When a Wal-mart employee was trampled to death by a crowd of 2,000 eager shoppers at a “door-buster” sale the day after Thanksgiving, Wal-mart defended its security precautions. Some people assigned responsibility for the death to the crowd that behaved like “savages”. Neither of these assertions should be allowed to stand. Crowd behavior has been studied extensively, risk factors are well documented and predictable, and crowd management imperatives have been known for decades. Wal-mart, along with many other retailers nationwide, intentionally employ the very factors that create dangerous crowd risks to create a sense of “excitement” and to achieve sales.
Following a tragedy at a concert by The Who in Cincinnati in 1979 in which 11 people were trampled to death while a crowd rushed into a concert, a task force provided over 100 recommendations to prevent such problems from happening.
Among other things, the report identified that a “sense of urgency or anxiety… causing a rush toward an entry point… is the crucial factor which must be removed.” This crucial factor is exactly what Wal-mart and other retailers have been striving to create for “door-buster” sales. The term “door-buster” itself recognizes that the goal of these sales is to create a crush of customers entering a store so severe that it literally breaks down the doors.
The “urgency or anxiety” of these sales is created by heavily promoting deep discounts of extremely limited quantities or merchandise. This creates the incentive for people not only to arrive early and to enter the store quickly, but to find a way past as many other people as possible. It is a blatant recipe for disaster.
There are a number of ways retailers can prevent death, injury, and damage at these events, but all of them come with costs. For one, retailers can provide (or be forced by law to provide) enough discounted inventory so that there is no “urgency or anxiety” about being able to get a deal.
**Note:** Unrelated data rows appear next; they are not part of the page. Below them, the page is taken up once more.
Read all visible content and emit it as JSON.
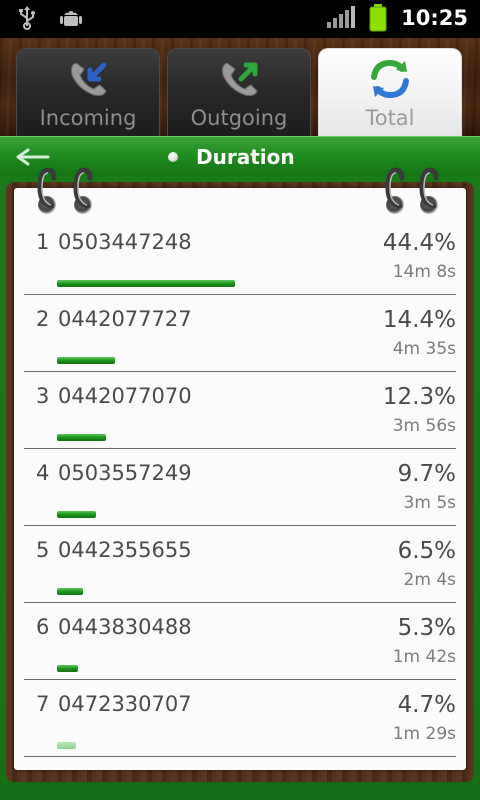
{
  "status_bar": {
    "time": "10:25",
    "icons": [
      "usb-icon",
      "android-debug-icon",
      "signal-icon",
      "battery-icon"
    ]
  },
  "tabs": [
    {
      "label": "Incoming",
      "icon": "incoming-call-icon",
      "active": false
    },
    {
      "label": "Outgoing",
      "icon": "outgoing-call-icon",
      "active": false
    },
    {
      "label": "Total",
      "icon": "refresh-total-icon",
      "active": true
    }
  ],
  "header": {
    "title": "Duration",
    "back_icon": "back-arrow-icon"
  },
  "colors": {
    "accent_green": "#1f8a1f",
    "bar_green": "#1f9a1f",
    "text": "#4a4a4a"
  },
  "list": [
    {
      "rank": "1",
      "number": "0503447248",
      "percent": "44.4%",
      "duration": "14m 8s",
      "share": 0.444
    },
    {
      "rank": "2",
      "number": "0442077727",
      "percent": "14.4%",
      "duration": "4m 35s",
      "share": 0.144
    },
    {
      "rank": "3",
      "number": "0442077070",
      "percent": "12.3%",
      "duration": "3m 56s",
      "share": 0.123
    },
    {
      "rank": "4",
      "number": " 0503557249",
      "percent": "9.7%",
      "duration": "3m 5s",
      "share": 0.097
    },
    {
      "rank": "5",
      "number": "0442355655",
      "percent": "6.5%",
      "duration": "2m 4s",
      "share": 0.065
    },
    {
      "rank": "6",
      "number": "0443830488",
      "percent": "5.3%",
      "duration": "1m 42s",
      "share": 0.053
    },
    {
      "rank": "7",
      "number": "0472330707",
      "percent": "4.7%",
      "duration": "1m 29s",
      "share": 0.047
    }
  ]
}
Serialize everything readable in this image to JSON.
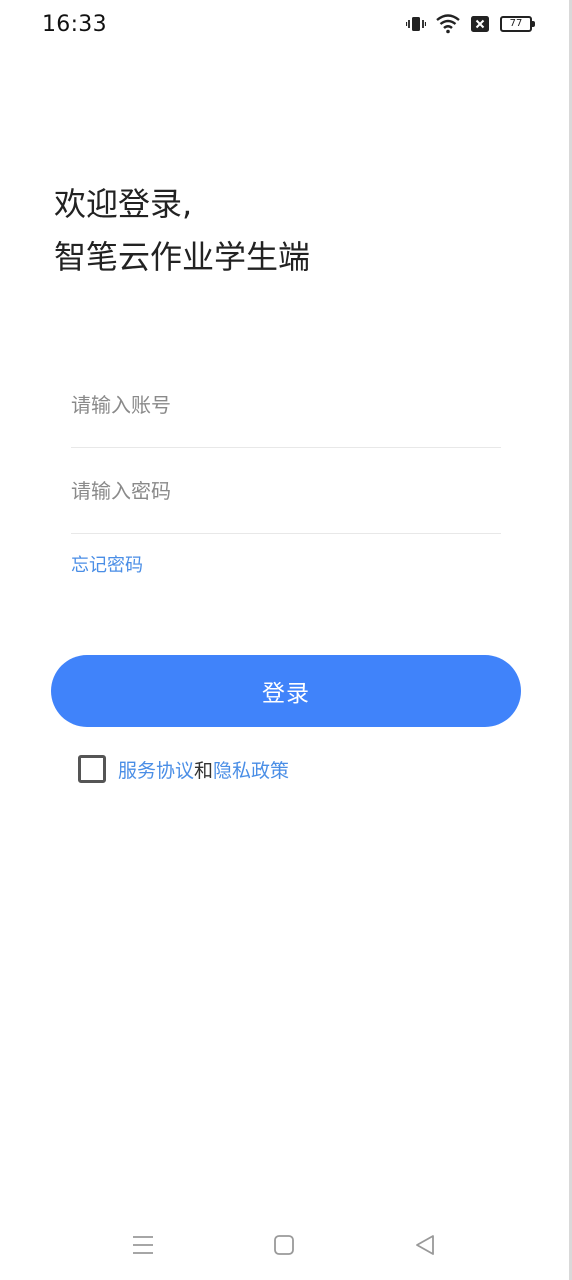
{
  "status_bar": {
    "time": "16:33",
    "battery": "77",
    "icons": [
      "vibrate-icon",
      "wifi-icon",
      "no-sim-icon",
      "battery-icon"
    ]
  },
  "welcome": {
    "line1": "欢迎登录,",
    "line2": "智笔云作业学生端"
  },
  "form": {
    "account_placeholder": "请输入账号",
    "account_value": "",
    "password_placeholder": "请输入密码",
    "password_value": "",
    "forgot_label": "忘记密码",
    "login_label": "登录"
  },
  "agreement": {
    "checked": false,
    "service_label": "服务协议",
    "and_label": "和",
    "privacy_label": "隐私政策"
  },
  "nav": {
    "icons": [
      "menu-icon",
      "home-icon",
      "back-icon"
    ]
  },
  "colors": {
    "accent": "#4083fa",
    "link": "#4a8ee6",
    "background": "#ffffff"
  }
}
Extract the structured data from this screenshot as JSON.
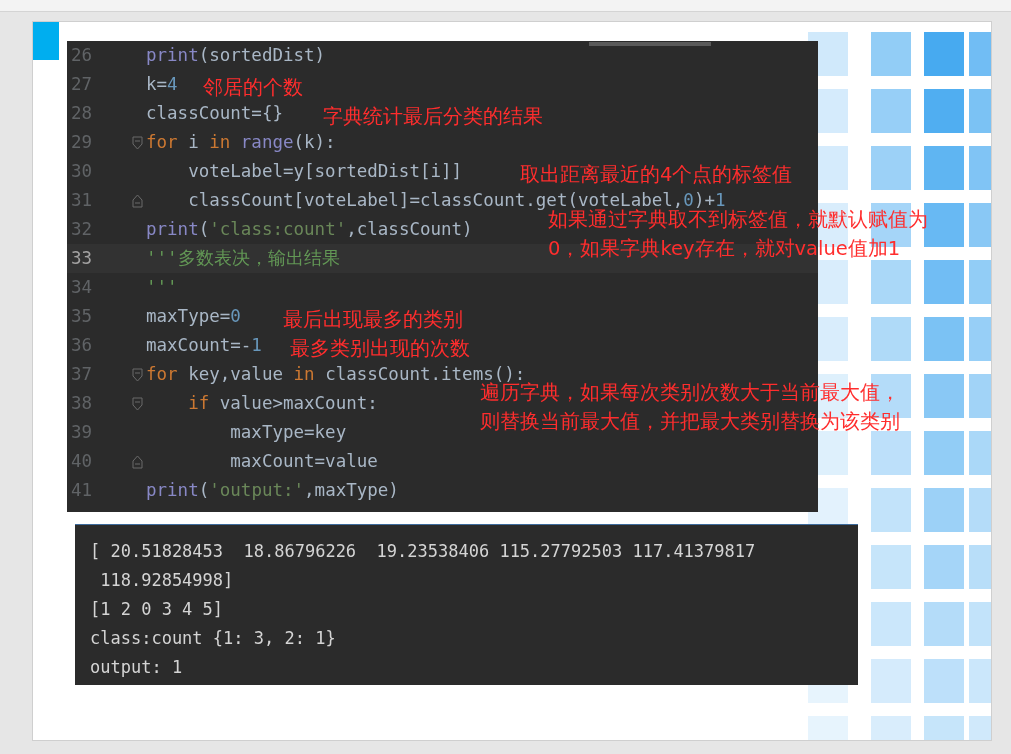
{
  "code_panel": {
    "lines": [
      {
        "number": "26",
        "kind": "plain",
        "current": false,
        "tokens": [
          {
            "kind": "builtin",
            "text": "print"
          },
          {
            "kind": "plain",
            "text": "(sortedDist)"
          }
        ]
      },
      {
        "number": "27",
        "kind": "plain",
        "current": false,
        "tokens": [
          {
            "kind": "plain",
            "text": "k="
          },
          {
            "kind": "number",
            "text": "4"
          }
        ]
      },
      {
        "number": "28",
        "kind": "plain",
        "current": false,
        "tokens": [
          {
            "kind": "plain",
            "text": "classCount={}"
          }
        ]
      },
      {
        "number": "29",
        "kind": "fold_start",
        "current": false,
        "tokens": [
          {
            "kind": "keyword",
            "text": "for"
          },
          {
            "kind": "plain",
            "text": " i "
          },
          {
            "kind": "keyword",
            "text": "in"
          },
          {
            "kind": "builtin",
            "text": " range"
          },
          {
            "kind": "plain",
            "text": "(k):"
          }
        ]
      },
      {
        "number": "30",
        "kind": "plain",
        "current": false,
        "tokens": [
          {
            "kind": "plain",
            "text": "    voteLabel=y[sortedDist[i]]"
          }
        ]
      },
      {
        "number": "31",
        "kind": "fold_end",
        "current": false,
        "tokens": [
          {
            "kind": "plain",
            "text": "    classCount[voteLabel]=classCount.get(voteLabel,"
          },
          {
            "kind": "number",
            "text": "0"
          },
          {
            "kind": "plain",
            "text": ")+"
          },
          {
            "kind": "number",
            "text": "1"
          }
        ]
      },
      {
        "number": "32",
        "kind": "plain",
        "current": false,
        "tokens": [
          {
            "kind": "builtin",
            "text": "print"
          },
          {
            "kind": "plain",
            "text": "("
          },
          {
            "kind": "string",
            "text": "'class:count'"
          },
          {
            "kind": "plain",
            "text": ",classCount)"
          }
        ]
      },
      {
        "number": "33",
        "kind": "plain",
        "current": true,
        "tokens": [
          {
            "kind": "docstring",
            "text": "'''多数表决，输出结果"
          }
        ]
      },
      {
        "number": "34",
        "kind": "plain",
        "current": false,
        "tokens": [
          {
            "kind": "docstring",
            "text": "'''"
          }
        ]
      },
      {
        "number": "35",
        "kind": "plain",
        "current": false,
        "tokens": [
          {
            "kind": "plain",
            "text": "maxType="
          },
          {
            "kind": "number",
            "text": "0"
          }
        ]
      },
      {
        "number": "36",
        "kind": "plain",
        "current": false,
        "tokens": [
          {
            "kind": "plain",
            "text": "maxCount=-"
          },
          {
            "kind": "number",
            "text": "1"
          }
        ]
      },
      {
        "number": "37",
        "kind": "fold_start",
        "current": false,
        "tokens": [
          {
            "kind": "keyword",
            "text": "for"
          },
          {
            "kind": "plain",
            "text": " key,value "
          },
          {
            "kind": "keyword",
            "text": "in"
          },
          {
            "kind": "plain",
            "text": " classCount.items():"
          }
        ]
      },
      {
        "number": "38",
        "kind": "fold_start",
        "current": false,
        "tokens": [
          {
            "kind": "keyword",
            "text": "    if"
          },
          {
            "kind": "plain",
            "text": " value>maxCount:"
          }
        ]
      },
      {
        "number": "39",
        "kind": "plain",
        "current": false,
        "tokens": [
          {
            "kind": "plain",
            "text": "        maxType=key"
          }
        ]
      },
      {
        "number": "40",
        "kind": "fold_end",
        "current": false,
        "tokens": [
          {
            "kind": "plain",
            "text": "        maxCount=value"
          }
        ]
      },
      {
        "number": "41",
        "kind": "plain",
        "current": false,
        "tokens": [
          {
            "kind": "builtin",
            "text": "print"
          },
          {
            "kind": "plain",
            "text": "("
          },
          {
            "kind": "string",
            "text": "'output:'"
          },
          {
            "kind": "plain",
            "text": ",maxType)"
          }
        ]
      }
    ]
  },
  "annotations": [
    {
      "lines": [
        "邻居的个数"
      ]
    },
    {
      "lines": [
        "字典统计最后分类的结果"
      ]
    },
    {
      "lines": [
        "取出距离最近的4个点的标签值"
      ]
    },
    {
      "lines": [
        "如果通过字典取不到标签值，就默认赋值为",
        "0，如果字典key存在，就对value值加1"
      ]
    },
    {
      "lines": [
        "最后出现最多的类别"
      ]
    },
    {
      "lines": [
        "最多类别出现的次数"
      ]
    },
    {
      "lines": [
        "遍历字典，如果每次类别次数大于当前最大值，",
        "则替换当前最大值，并把最大类别替换为该类别"
      ]
    }
  ],
  "output_panel": {
    "lines": [
      "[ 20.51828453  18.86796226  19.23538406 115.27792503 117.41379817",
      " 118.92854998]",
      "[1 2 0 3 4 5]",
      "class:count {1: 3, 2: 1}",
      "output: 1"
    ]
  }
}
For another, retailers can provide adequate crowd control measures (including enough people, enough planning, enough training, enough communications, etc.) to manage even a large and unruly crowd. It is possible. Some retailers have addressed the problem so simply by giving coupons to the first so many people in the line before the doors open. This provides all of the incentive to arrive early while eliminating the incentive to rush.
Any means retailers employ to limit injury at these events will cost money and will, somewhat, reduce their profits but we, and they, have to remember that blood money is always blood money. If retailers cannot profitably operate safely, then they should not be allowed to operate at all.